------ Data for the task

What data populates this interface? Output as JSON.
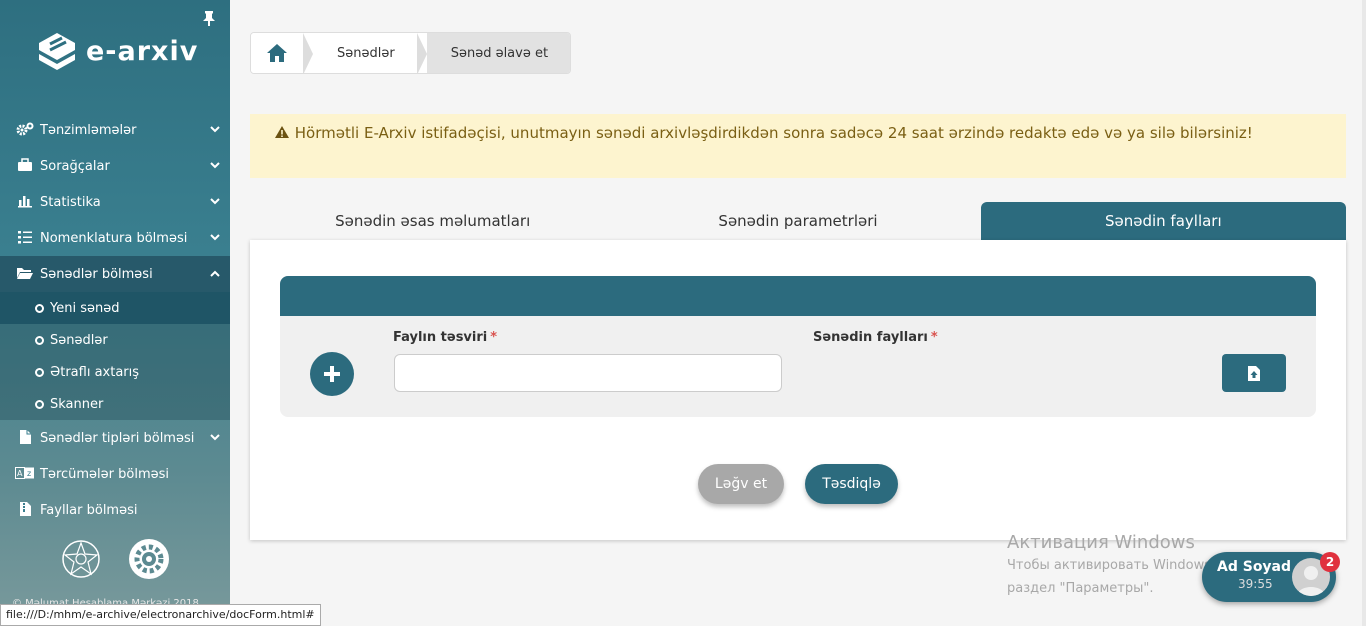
{
  "sidebar": {
    "logo_text": "e-arxiv",
    "menu": [
      {
        "label": "Tənzimləmələr",
        "icon": "cogs-icon"
      },
      {
        "label": "Sorağçalar",
        "icon": "briefcase-icon"
      },
      {
        "label": "Statistika",
        "icon": "bar-chart-icon"
      },
      {
        "label": "Nomenklatura bölməsi",
        "icon": "list-icon"
      }
    ],
    "active_section": {
      "label": "Sənədlər bölməsi",
      "icon": "folder-open-icon"
    },
    "submenu": [
      {
        "label": "Yeni sənəd"
      },
      {
        "label": "Sənədlər"
      },
      {
        "label": "Ətraflı axtarış"
      },
      {
        "label": "Skanner"
      }
    ],
    "menu_after": [
      {
        "label": "Sənədlər tipləri bölməsi",
        "icon": "file-icon"
      },
      {
        "label": "Tərcümələr bölməsi",
        "icon": "translate-icon"
      },
      {
        "label": "Fayllar bölməsi",
        "icon": "file-zip-icon"
      }
    ],
    "copyright": "© Məlumat Hesablama Mərkəzi 2018"
  },
  "breadcrumb": {
    "home_icon": "home-icon",
    "items": [
      "Sənədlər",
      "Sənəd əlavə et"
    ]
  },
  "alert": {
    "icon": "warning-icon",
    "text": "Hörmətli E-Arxiv istifadəçisi, unutmayın sənədi arxivləşdirdikdən sonra sadəcə 24 saat ərzində redaktə edə və ya silə bilərsiniz!"
  },
  "tabs": [
    {
      "label": "Sənədin əsas məlumatları",
      "active": false
    },
    {
      "label": "Sənədin parametrləri",
      "active": false
    },
    {
      "label": "Sənədin faylları",
      "active": true
    }
  ],
  "form": {
    "description_label": "Faylın təsviri",
    "files_label": "Sənədin faylları",
    "required_mark": "*",
    "description_value": "",
    "cancel_label": "Ləğv et",
    "confirm_label": "Təsdiqlə"
  },
  "watermark": {
    "title": "Активация Windows",
    "line1": "Чтобы активировать Windows, перейдите в",
    "line2": "раздел \"Параметры\"."
  },
  "user": {
    "name": "Ad Soyad",
    "time": "39:55",
    "badge": "2"
  },
  "statusbar": {
    "url": "file:///D:/mhm/e-archive/electronarchive/docForm.html#"
  },
  "colors": {
    "primary": "#2c6b7e",
    "alert_bg": "#fdf4cf",
    "badge": "#e0313e"
  }
}
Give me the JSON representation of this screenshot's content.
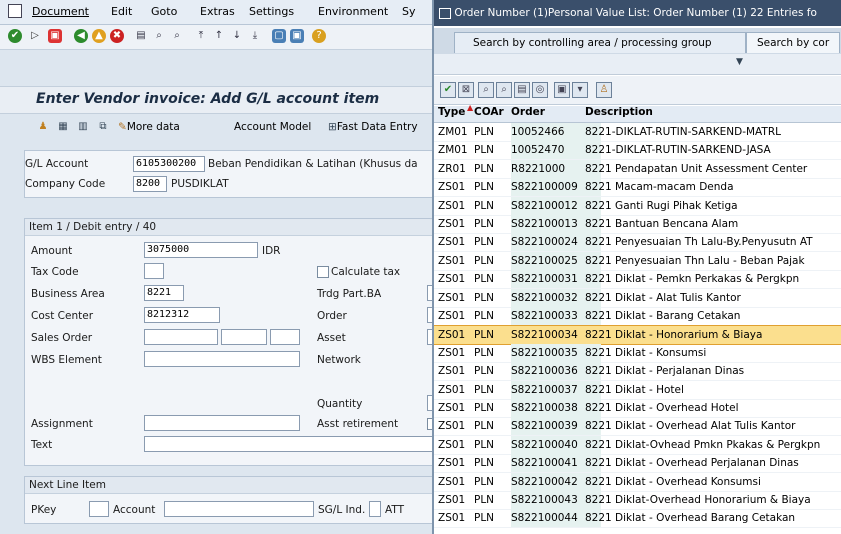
{
  "menu": {
    "items": [
      "Document",
      "Edit",
      "Goto",
      "Extras",
      "Settings",
      "Environment",
      "Sy"
    ]
  },
  "form": {
    "title": "Enter Vendor invoice: Add G/L account item",
    "more_data": "More data",
    "account_model": "Account Model",
    "fast_data_entry": "Fast Data Entry",
    "gl_account_label": "G/L Account",
    "gl_account_value": "6105300200",
    "gl_account_desc": "Beban Pendidikan & Latihan (Khusus da",
    "company_code_label": "Company Code",
    "company_code_value": "8200",
    "company_code_name": "PUSDIKLAT",
    "item_header": "Item 1 / Debit entry / 40",
    "amount_label": "Amount",
    "amount_value": "3075000",
    "currency": "IDR",
    "tax_code_label": "Tax Code",
    "calculate_tax_label": "Calculate tax",
    "business_area_label": "Business Area",
    "business_area_value": "8221",
    "trdg_part_label": "Trdg Part.BA",
    "cost_center_label": "Cost Center",
    "cost_center_value": "8212312",
    "order_label": "Order",
    "sales_order_label": "Sales Order",
    "asset_label": "Asset",
    "wbs_label": "WBS Element",
    "network_label": "Network",
    "quantity_label": "Quantity",
    "assignment_label": "Assignment",
    "asst_retirement_label": "Asst retirement",
    "text_label": "Text",
    "next_line_header": "Next Line Item",
    "pkey_label": "PKey",
    "account_label": "Account",
    "sgl_ind_label": "SG/L Ind.",
    "att_label": "ATT"
  },
  "popup": {
    "title": "Order Number (1)Personal Value List: Order Number (1)  22 Entries fo",
    "tab1": "Search by controlling area / processing group",
    "tab2": "Search by cor",
    "col_type": "Type",
    "col_coar": "COAr",
    "col_order": "Order",
    "col_desc": "Description",
    "rows": [
      {
        "type": "ZM01",
        "coar": "PLN",
        "order": "10052466",
        "desc": "8221-DIKLAT-RUTIN-SARKEND-MATRL"
      },
      {
        "type": "ZM01",
        "coar": "PLN",
        "order": "10052470",
        "desc": "8221-DIKLAT-RUTIN-SARKEND-JASA"
      },
      {
        "type": "ZR01",
        "coar": "PLN",
        "order": "R8221000",
        "desc": "8221 Pendapatan Unit Assessment Center"
      },
      {
        "type": "ZS01",
        "coar": "PLN",
        "order": "S822100009",
        "desc": "8221 Macam-macam Denda"
      },
      {
        "type": "ZS01",
        "coar": "PLN",
        "order": "S822100012",
        "desc": "8221 Ganti Rugi Pihak Ketiga"
      },
      {
        "type": "ZS01",
        "coar": "PLN",
        "order": "S822100013",
        "desc": "8221 Bantuan Bencana Alam"
      },
      {
        "type": "ZS01",
        "coar": "PLN",
        "order": "S822100024",
        "desc": "8221 Penyesuaian Th Lalu-By.Penyusutn AT"
      },
      {
        "type": "ZS01",
        "coar": "PLN",
        "order": "S822100025",
        "desc": "8221 Penyesuaian Thn Lalu - Beban Pajak"
      },
      {
        "type": "ZS01",
        "coar": "PLN",
        "order": "S822100031",
        "desc": "8221 Diklat - Pemkn Perkakas & Pergkpn"
      },
      {
        "type": "ZS01",
        "coar": "PLN",
        "order": "S822100032",
        "desc": "8221 Diklat - Alat Tulis Kantor"
      },
      {
        "type": "ZS01",
        "coar": "PLN",
        "order": "S822100033",
        "desc": "8221 Diklat - Barang Cetakan"
      },
      {
        "type": "ZS01",
        "coar": "PLN",
        "order": "S822100034",
        "desc": "8221 Diklat - Honorarium & Biaya"
      },
      {
        "type": "ZS01",
        "coar": "PLN",
        "order": "S822100035",
        "desc": "8221 Diklat - Konsumsi"
      },
      {
        "type": "ZS01",
        "coar": "PLN",
        "order": "S822100036",
        "desc": "8221 Diklat - Perjalanan Dinas"
      },
      {
        "type": "ZS01",
        "coar": "PLN",
        "order": "S822100037",
        "desc": "8221 Diklat - Hotel"
      },
      {
        "type": "ZS01",
        "coar": "PLN",
        "order": "S822100038",
        "desc": "8221 Diklat - Overhead Hotel"
      },
      {
        "type": "ZS01",
        "coar": "PLN",
        "order": "S822100039",
        "desc": "8221 Diklat - Overhead Alat Tulis Kantor"
      },
      {
        "type": "ZS01",
        "coar": "PLN",
        "order": "S822100040",
        "desc": "8221 Diklat-Ovhead Pmkn Pkakas & Pergkpn"
      },
      {
        "type": "ZS01",
        "coar": "PLN",
        "order": "S822100041",
        "desc": "8221 Diklat - Overhead Perjalanan Dinas"
      },
      {
        "type": "ZS01",
        "coar": "PLN",
        "order": "S822100042",
        "desc": "8221 Diklat - Overhead Konsumsi"
      },
      {
        "type": "ZS01",
        "coar": "PLN",
        "order": "S822100043",
        "desc": "8221 Diklat-Overhead Honorarium & Biaya"
      },
      {
        "type": "ZS01",
        "coar": "PLN",
        "order": "S822100044",
        "desc": "8221 Diklat - Overhead Barang Cetakan"
      }
    ],
    "selected_index": 11
  },
  "colors": {
    "title_bar": "#3a4f6b",
    "selection": "#fbdf8e",
    "order_column": "#e6f2f0"
  }
}
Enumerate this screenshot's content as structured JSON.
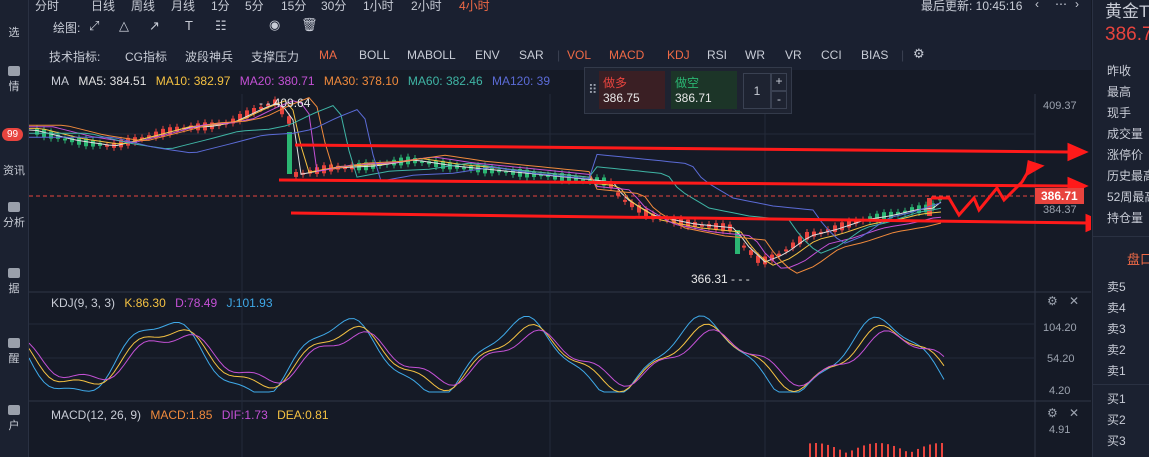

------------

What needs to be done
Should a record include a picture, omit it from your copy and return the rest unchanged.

Output below
What data populates this interface? Output as JSON.
{
  "sidebar": {
    "logo_text": "e-arxiv",
    "menu": [
      {
        "label": "Tənzimləmələr",
        "icon": "cogs-icon"
      },
      {
        "label": "Sorağçalar",
        "icon": "briefcase-icon"
      },
      {
        "label": "Statistika",
        "icon": "bar-chart-icon"
      },
      {
        "label": "Nomenklatura bölməsi",
        "icon": "list-icon"
      }
    ],
    "active_section": {
      "label": "Sənədlər bölməsi",
      "icon": "folder-open-icon"
    },
    "submenu": [
      {
        "label": "Yeni sənəd"
      },
      {
        "label": "Sənədlər"
      },
      {
        "label": "Ətraflı axtarış"
      },
      {
        "label": "Skanner"
      }
    ],
    "menu_after": [
      {
        "label": "Sənədlər tipləri bölməsi",
        "icon": "file-icon"
      },
      {
        "label": "Tərcümələr bölməsi",
        "icon": "translate-icon"
      },
      {
        "label": "Fayllar bölməsi",
        "icon": "file-zip-icon"
      }
    ],
    "copyright": "© Məlumat Hesablama Mərkəzi 2018"
  },
  "breadcrumb": {
    "home_icon": "home-icon",
    "items": [
      "Sənədlər",
      "Sənəd əlavə et"
    ]
  },
  "alert": {
    "icon": "warning-icon",
    "text": "Hörmətli E-Arxiv istifadəçisi, unutmayın sənədi arxivləşdirdikdən sonra sadəcə 24 saat ərzində redaktə edə və ya silə bilərsiniz!"
  },
  "tabs": [
    {
      "label": "Sənədin əsas məlumatları",
      "active": false
    },
    {
      "label": "Sənədin parametrləri",
      "active": false
    },
    {
      "label": "Sənədin faylları",
      "active": true
    }
  ],
  "form": {
    "description_label": "Faylın təsviri",
    "files_label": "Sənədin faylları",
    "required_mark": "*",
    "description_value": "",
    "cancel_label": "Ləğv et",
    "confirm_label": "Təsdiqlə"
  },
  "watermark": {
    "title": "Активация Windows",
    "line1": "Чтобы активировать Windows, перейдите в",
    "line2": "раздел \"Параметры\"."
  },
  "user": {
    "name": "Ad Soyad",
    "time": "39:55",
    "badge": "2"
  },
  "statusbar": {
    "url": "file:///D:/mhm/e-archive/electronarchive/docForm.html#"
  },
  "colors": {
    "primary": "#2c6b7e",
    "alert_bg": "#fdf4cf",
    "badge": "#e0313e"
  }
}
Give me the JSON representation of this screenshot's content.
{
  "menu": {
    "items": [
      "Document",
      "Edit",
      "Goto",
      "Extras",
      "Settings",
      "Environment",
      "Sy"
    ]
  },
  "form": {
    "title": "Enter Vendor invoice: Add G/L account item",
    "more_data": "More data",
    "account_model": "Account Model",
    "fast_data_entry": "Fast Data Entry",
    "gl_account_label": "G/L Account",
    "gl_account_value": "6105300200",
    "gl_account_desc": "Beban Pendidikan & Latihan (Khusus da",
    "company_code_label": "Company Code",
    "company_code_value": "8200",
    "company_code_name": "PUSDIKLAT",
    "item_header": "Item 1 / Debit entry / 40",
    "amount_label": "Amount",
    "amount_value": "3075000",
    "currency": "IDR",
    "tax_code_label": "Tax Code",
    "calculate_tax_label": "Calculate tax",
    "business_area_label": "Business Area",
    "business_area_value": "8221",
    "trdg_part_label": "Trdg Part.BA",
    "cost_center_label": "Cost Center",
    "cost_center_value": "8212312",
    "order_label": "Order",
    "sales_order_label": "Sales Order",
    "asset_label": "Asset",
    "wbs_label": "WBS Element",
    "network_label": "Network",
    "quantity_label": "Quantity",
    "assignment_label": "Assignment",
    "asst_retirement_label": "Asst retirement",
    "text_label": "Text",
    "next_line_header": "Next Line Item",
    "pkey_label": "PKey",
    "account_label": "Account",
    "sgl_ind_label": "SG/L Ind.",
    "att_label": "ATT"
  },
  "popup": {
    "title": "Order Number (1)Personal Value List: Order Number (1)  22 Entries fo",
    "tab1": "Search by controlling area / processing group",
    "tab2": "Search by cor",
    "col_type": "Type",
    "col_coar": "COAr",
    "col_order": "Order",
    "col_desc": "Description",
    "rows": [
      {
        "type": "ZM01",
        "coar": "PLN",
        "order": "10052466",
        "desc": "8221-DIKLAT-RUTIN-SARKEND-MATRL"
      },
      {
        "type": "ZM01",
        "coar": "PLN",
        "order": "10052470",
        "desc": "8221-DIKLAT-RUTIN-SARKEND-JASA"
      },
      {
        "type": "ZR01",
        "coar": "PLN",
        "order": "R8221000",
        "desc": "8221 Pendapatan Unit Assessment Center"
      },
      {
        "type": "ZS01",
        "coar": "PLN",
        "order": "S822100009",
        "desc": "8221 Macam-macam Denda"
      },
      {
        "type": "ZS01",
        "coar": "PLN",
        "order": "S822100012",
        "desc": "8221 Ganti Rugi Pihak Ketiga"
      },
      {
        "type": "ZS01",
        "coar": "PLN",
        "order": "S822100013",
        "desc": "8221 Bantuan Bencana Alam"
      },
      {
        "type": "ZS01",
        "coar": "PLN",
        "order": "S822100024",
        "desc": "8221 Penyesuaian Th Lalu-By.Penyusutn AT"
      },
      {
        "type": "ZS01",
        "coar": "PLN",
        "order": "S822100025",
        "desc": "8221 Penyesuaian Thn Lalu - Beban Pajak"
      },
      {
        "type": "ZS01",
        "coar": "PLN",
        "order": "S822100031",
        "desc": "8221 Diklat - Pemkn Perkakas & Pergkpn"
      },
      {
        "type": "ZS01",
        "coar": "PLN",
        "order": "S822100032",
        "desc": "8221 Diklat - Alat Tulis Kantor"
      },
      {
        "type": "ZS01",
        "coar": "PLN",
        "order": "S822100033",
        "desc": "8221 Diklat - Barang Cetakan"
      },
      {
        "type": "ZS01",
        "coar": "PLN",
        "order": "S822100034",
        "desc": "8221 Diklat - Honorarium & Biaya"
      },
      {
        "type": "ZS01",
        "coar": "PLN",
        "order": "S822100035",
        "desc": "8221 Diklat - Konsumsi"
      },
      {
        "type": "ZS01",
        "coar": "PLN",
        "order": "S822100036",
        "desc": "8221 Diklat - Perjalanan Dinas"
      },
      {
        "type": "ZS01",
        "coar": "PLN",
        "order": "S822100037",
        "desc": "8221 Diklat - Hotel"
      },
      {
        "type": "ZS01",
        "coar": "PLN",
        "order": "S822100038",
        "desc": "8221 Diklat - Overhead Hotel"
      },
      {
        "type": "ZS01",
        "coar": "PLN",
        "order": "S822100039",
        "desc": "8221 Diklat - Overhead Alat Tulis Kantor"
      },
      {
        "type": "ZS01",
        "coar": "PLN",
        "order": "S822100040",
        "desc": "8221 Diklat-Ovhead Pmkn Pkakas & Pergkpn"
      },
      {
        "type": "ZS01",
        "coar": "PLN",
        "order": "S822100041",
        "desc": "8221 Diklat - Overhead Perjalanan Dinas"
      },
      {
        "type": "ZS01",
        "coar": "PLN",
        "order": "S822100042",
        "desc": "8221 Diklat - Overhead Konsumsi"
      },
      {
        "type": "ZS01",
        "coar": "PLN",
        "order": "S822100043",
        "desc": "8221 Diklat-Overhead Honorarium & Biaya"
      },
      {
        "type": "ZS01",
        "coar": "PLN",
        "order": "S822100044",
        "desc": "8221 Diklat - Overhead Barang Cetakan"
      }
    ],
    "selected_index": 11
  },
  "colors": {
    "title_bar": "#3a4f6b",
    "selection": "#fbdf8e",
    "order_column": "#e6f2f0"
  }
}
Enumerate this screenshot's content as structured JSON.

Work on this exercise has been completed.